By Ray Sawhill
Set in baseball’s minor leagues and written and directed by Ron Shelton, who spent five years in the minors himself, “Bull Durham” is a comic, engaging mix of burliness and delicacy. It gives, in movie terms, a version of the so-stirring-they’re-funny emotions that sports events sometimes deliver, and it’s full of scenes that are instant classics.
As it begins, a soul-gospel voice soars over sepia photos of baseball heroes, and Susan Sarandon, in a voice-over, explains that to her baseball is a religion. She plays a baseball groupie in perhaps her mid-30s. Kevin Costner is a seasoned catcher nearing the end of his playing career who’s sent to the Durham, N.C., Bulls by their parent organization to break in a gifted but loutish young pitcher, played by Tim Robbins. Every year, Sarandon tells us, she takes one of the Bulls as her lover, and every year that lucky man has his best baseball year ever. This year she picks the kid, even as she and Costner size each other up over the kid’s head.
The film is about how to make the magic happen, or at least how to nudge it along — about how the ability to “throw smoke,” while exciting, doesn’t last long and isn’t everything. The kid has a hot arm and a hot dick, and he can’t figure out why Costner and Sarandon don’t think that’s enough. On the field, Costner faces him down, forcing him to mix his pitches up and obey the catcher’s signals; in the bedroom, Sarandon lures him into taking his time, and into letting her enjoyment become part of his pleasure.
The film has a goofy, sweet side that takes off from the fact that everyone in it is a baseball fan, even the ball players. When Costner tells his teammates about a few weeks he spent in the majors, there’s the kind of hush there might be if an Elvis nut were telling others about the day he shook hands with the King. When the kid is having a bad streak, Sarandon, who is taken with pop forms of mysticism, urges him to pay attention to his chakras, to be sure to breathe through his eyelids, and to wear one of her black garterbelts under his uniform. Costner laughs when he finds out, but respects her suggestions; after all, they might work.

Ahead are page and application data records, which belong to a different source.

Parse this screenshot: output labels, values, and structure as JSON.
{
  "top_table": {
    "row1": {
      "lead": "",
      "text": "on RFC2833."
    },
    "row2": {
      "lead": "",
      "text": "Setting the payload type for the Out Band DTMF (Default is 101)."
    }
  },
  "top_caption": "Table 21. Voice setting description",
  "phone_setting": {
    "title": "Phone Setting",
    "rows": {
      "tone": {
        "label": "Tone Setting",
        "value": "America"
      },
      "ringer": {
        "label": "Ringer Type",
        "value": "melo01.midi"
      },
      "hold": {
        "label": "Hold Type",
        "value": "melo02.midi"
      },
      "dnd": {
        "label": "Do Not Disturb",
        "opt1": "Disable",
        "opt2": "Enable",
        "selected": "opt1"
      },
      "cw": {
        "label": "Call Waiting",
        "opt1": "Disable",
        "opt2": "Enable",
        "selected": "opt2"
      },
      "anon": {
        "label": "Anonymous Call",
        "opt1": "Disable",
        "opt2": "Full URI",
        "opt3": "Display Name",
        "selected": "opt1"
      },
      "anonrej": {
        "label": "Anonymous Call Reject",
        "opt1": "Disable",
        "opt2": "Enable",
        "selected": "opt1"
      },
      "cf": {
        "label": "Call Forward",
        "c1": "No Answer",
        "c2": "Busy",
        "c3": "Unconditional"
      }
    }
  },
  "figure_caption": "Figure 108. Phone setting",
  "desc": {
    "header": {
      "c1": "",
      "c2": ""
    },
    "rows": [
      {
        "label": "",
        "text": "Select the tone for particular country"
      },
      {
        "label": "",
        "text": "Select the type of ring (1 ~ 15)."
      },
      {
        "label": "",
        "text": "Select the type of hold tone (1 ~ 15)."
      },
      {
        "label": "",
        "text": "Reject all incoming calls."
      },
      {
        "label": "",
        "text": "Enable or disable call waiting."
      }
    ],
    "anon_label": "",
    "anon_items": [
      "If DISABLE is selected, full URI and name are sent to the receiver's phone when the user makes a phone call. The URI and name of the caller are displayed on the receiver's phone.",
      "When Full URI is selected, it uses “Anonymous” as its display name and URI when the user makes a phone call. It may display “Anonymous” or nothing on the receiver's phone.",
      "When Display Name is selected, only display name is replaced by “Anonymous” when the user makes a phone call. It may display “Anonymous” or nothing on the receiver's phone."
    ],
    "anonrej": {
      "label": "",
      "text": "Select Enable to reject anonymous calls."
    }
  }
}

Ron Shelton brings his own kind of seasoning to the picture. In addition to having spent time in the minors, he’s an experienced yarn spinner; he worked on the script of “Under Fire” and wrote “The Best of Times.” As a director, he’s warm and rowdy with actors, and he’s sly and deceptively lackadaisical; his story points always arrive with a lot more stuff on them that he’s led you to expect. The minor-league setting helps keep things colorful and in perspective — the spotlights are pointed elsewhere, so the people here can wear their idiosyncrasies more openly. Robbins makes a wonderful musclehead, and Costner and Sarandon seem ideally cast; they’re skillful, spirited actors — team players. And the film has a kind of daring in its suggestion that the Costner character — someone who never made it big, who’s on his way out and to whom almost no one has ever paid much attention — has his own accomplishments and points of legitimate pride. Yet it doesn’t sentimentalize, mythologize or romanticize him. We see that he gets by on tenacity, concentration and brains, and that he has managed to learn that there are concerns more important than making it in “the show,” which is minor-league slang for the majors.
- An interview with Ron Shelton.
- An interview with Kevin Costner.
- A visit with Shelton and the cast at the time of the movie’s 30th anniversary.
©1988 by Ray Sawhill